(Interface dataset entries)
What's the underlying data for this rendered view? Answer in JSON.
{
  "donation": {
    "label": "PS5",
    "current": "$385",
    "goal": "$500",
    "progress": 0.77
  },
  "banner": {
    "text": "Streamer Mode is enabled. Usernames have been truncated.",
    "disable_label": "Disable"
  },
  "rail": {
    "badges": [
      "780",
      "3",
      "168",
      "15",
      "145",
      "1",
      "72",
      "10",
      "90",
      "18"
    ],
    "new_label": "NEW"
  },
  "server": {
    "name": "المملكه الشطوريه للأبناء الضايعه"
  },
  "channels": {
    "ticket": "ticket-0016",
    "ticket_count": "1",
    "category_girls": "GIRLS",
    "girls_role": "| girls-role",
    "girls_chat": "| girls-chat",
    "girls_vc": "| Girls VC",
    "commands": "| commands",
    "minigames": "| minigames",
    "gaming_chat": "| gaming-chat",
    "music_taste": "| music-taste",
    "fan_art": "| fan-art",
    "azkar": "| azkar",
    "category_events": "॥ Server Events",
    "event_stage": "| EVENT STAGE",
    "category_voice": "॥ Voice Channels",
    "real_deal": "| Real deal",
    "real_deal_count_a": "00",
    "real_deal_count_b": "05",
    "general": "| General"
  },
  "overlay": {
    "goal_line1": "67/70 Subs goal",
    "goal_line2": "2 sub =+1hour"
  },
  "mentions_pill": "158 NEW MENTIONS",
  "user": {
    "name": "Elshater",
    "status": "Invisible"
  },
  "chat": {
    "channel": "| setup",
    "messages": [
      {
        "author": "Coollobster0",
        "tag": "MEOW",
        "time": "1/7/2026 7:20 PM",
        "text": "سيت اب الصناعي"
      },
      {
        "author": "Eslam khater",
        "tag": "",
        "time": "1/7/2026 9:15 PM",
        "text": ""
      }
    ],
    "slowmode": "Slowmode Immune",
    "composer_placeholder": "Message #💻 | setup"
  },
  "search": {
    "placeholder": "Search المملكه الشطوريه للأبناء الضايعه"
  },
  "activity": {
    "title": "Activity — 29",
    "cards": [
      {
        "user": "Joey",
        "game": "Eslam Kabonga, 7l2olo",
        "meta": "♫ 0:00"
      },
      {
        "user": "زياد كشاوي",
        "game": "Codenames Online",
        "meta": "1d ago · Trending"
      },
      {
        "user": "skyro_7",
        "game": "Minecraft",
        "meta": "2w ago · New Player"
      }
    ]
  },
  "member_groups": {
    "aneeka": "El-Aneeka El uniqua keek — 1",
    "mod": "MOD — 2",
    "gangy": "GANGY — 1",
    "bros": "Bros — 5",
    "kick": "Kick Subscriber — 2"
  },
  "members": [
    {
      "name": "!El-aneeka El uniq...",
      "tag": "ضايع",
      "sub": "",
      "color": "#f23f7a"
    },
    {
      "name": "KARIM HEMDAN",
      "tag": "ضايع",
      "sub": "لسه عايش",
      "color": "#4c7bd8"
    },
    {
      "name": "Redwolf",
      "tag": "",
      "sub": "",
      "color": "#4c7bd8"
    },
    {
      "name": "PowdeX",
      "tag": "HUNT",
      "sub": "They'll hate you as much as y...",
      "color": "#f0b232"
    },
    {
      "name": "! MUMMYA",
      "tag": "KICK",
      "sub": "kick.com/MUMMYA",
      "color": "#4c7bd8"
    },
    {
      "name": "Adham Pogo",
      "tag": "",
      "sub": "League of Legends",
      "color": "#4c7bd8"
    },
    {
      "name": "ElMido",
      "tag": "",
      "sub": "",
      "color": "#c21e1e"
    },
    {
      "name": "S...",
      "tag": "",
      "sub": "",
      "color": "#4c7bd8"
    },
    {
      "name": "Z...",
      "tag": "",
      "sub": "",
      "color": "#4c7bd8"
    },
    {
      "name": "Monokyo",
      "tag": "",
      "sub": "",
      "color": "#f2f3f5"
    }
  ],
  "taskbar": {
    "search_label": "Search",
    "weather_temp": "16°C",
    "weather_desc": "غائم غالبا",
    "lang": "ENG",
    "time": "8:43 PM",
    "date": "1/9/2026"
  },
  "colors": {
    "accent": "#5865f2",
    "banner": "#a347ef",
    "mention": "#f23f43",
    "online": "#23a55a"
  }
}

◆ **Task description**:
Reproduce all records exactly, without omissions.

◆ **The answer**:
What's the underlying data for this rendered view? Answer in JSON.
{
  "donation": {
    "label": "PS5",
    "current": "$385",
    "goal": "$500",
    "progress": 0.77
  },
  "banner": {
    "text": "Streamer Mode is enabled. Usernames have been truncated.",
    "disable_label": "Disable"
  },
  "rail": {
    "badges": [
      "780",
      "3",
      "168",
      "15",
      "145",
      "1",
      "72",
      "10",
      "90",
      "18"
    ],
    "new_label": "NEW"
  },
  "server": {
    "name": "المملكه الشطوريه للأبناء الضايعه"
  },
  "channels": {
    "ticket": "ticket-0016",
    "ticket_count": "1",
    "category_girls": "GIRLS",
    "girls_role": "| girls-role",
    "girls_chat": "| girls-chat",
    "girls_vc": "| Girls VC",
    "commands": "| commands",
    "minigames": "| minigames",
    "gaming_chat": "| gaming-chat",
    "music_taste": "| music-taste",
    "fan_art": "| fan-art",
    "azkar": "| azkar",
    "category_events": "॥ Server Events",
    "event_stage": "| EVENT STAGE",
    "category_voice": "॥ Voice Channels",
    "real_deal": "| Real deal",
    "real_deal_count_a": "00",
    "real_deal_count_b": "05",
    "general": "| General"
  },
  "overlay": {
    "goal_line1": "67/70 Subs goal",
    "goal_line2": "2 sub =+1hour"
  },
  "mentions_pill": "158 NEW MENTIONS",
  "user": {
    "name": "Elshater",
    "status": "Invisible"
  },
  "chat": {
    "channel": "| setup",
    "messages": [
      {
        "author": "Coollobster0",
        "tag": "MEOW",
        "time": "1/7/2026 7:20 PM",
        "text": "سيت اب الصناعي"
      },
      {
        "author": "Eslam khater",
        "tag": "",
        "time": "1/7/2026 9:15 PM",
        "text": ""
      }
    ],
    "slowmode": "Slowmode Immune",
    "composer_placeholder": "Message #💻 | setup"
  },
  "search": {
    "placeholder": "Search المملكه الشطوريه للأبناء الضايعه"
  },
  "activity": {
    "title": "Activity — 29",
    "cards": [
      {
        "user": "Joey",
        "game": "Eslam Kabonga, 7l2olo",
        "meta": "♫ 0:00"
      },
      {
        "user": "زياد كشاوي",
        "game": "Codenames Online",
        "meta": "1d ago · Trending"
      },
      {
        "user": "skyro_7",
        "game": "Minecraft",
        "meta": "2w ago · New Player"
      }
    ]
  },
  "member_groups": {
    "aneeka": "El-Aneeka El uniqua keek — 1",
    "mod": "MOD — 2",
    "gangy": "GANGY — 1",
    "bros": "Bros — 5",
    "kick": "Kick Subscriber — 2"
  },
  "members": [
    {
      "name": "!El-aneeka El uniq...",
      "tag": "ضايع",
      "sub": "",
      "color": "#f23f7a"
    },
    {
      "name": "KARIM HEMDAN",
      "tag": "ضايع",
      "sub": "لسه عايش",
      "color": "#4c7bd8"
    },
    {
      "name": "Redwolf",
      "tag": "",
      "sub": "",
      "color": "#4c7bd8"
    },
    {
      "name": "PowdeX",
      "tag": "HUNT",
      "sub": "They'll hate you as much as y...",
      "color": "#f0b232"
    },
    {
      "name": "! MUMMYA",
      "tag": "KICK",
      "sub": "kick.com/MUMMYA",
      "color": "#4c7bd8"
    },
    {
      "name": "Adham Pogo",
      "tag": "",
      "sub": "League of Legends",
      "color": "#4c7bd8"
    },
    {
      "name": "ElMido",
      "tag": "",
      "sub": "",
      "color": "#c21e1e"
    },
    {
      "name": "S...",
      "tag": "",
      "sub": "",
      "color": "#4c7bd8"
    },
    {
      "name": "Z...",
      "tag": "",
      "sub": "",
      "color": "#4c7bd8"
    },
    {
      "name": "Monokyo",
      "tag": "",
      "sub": "",
      "color": "#f2f3f5"
    }
  ],
  "taskbar": {
    "search_label": "Search",
    "weather_temp": "16°C",
    "weather_desc": "غائم غالبا",
    "lang": "ENG",
    "time": "8:43 PM",
    "date": "1/9/2026"
  },
  "colors": {
    "accent": "#5865f2",
    "banner": "#a347ef",
    "mention": "#f23f43",
    "online": "#23a55a"
  }
}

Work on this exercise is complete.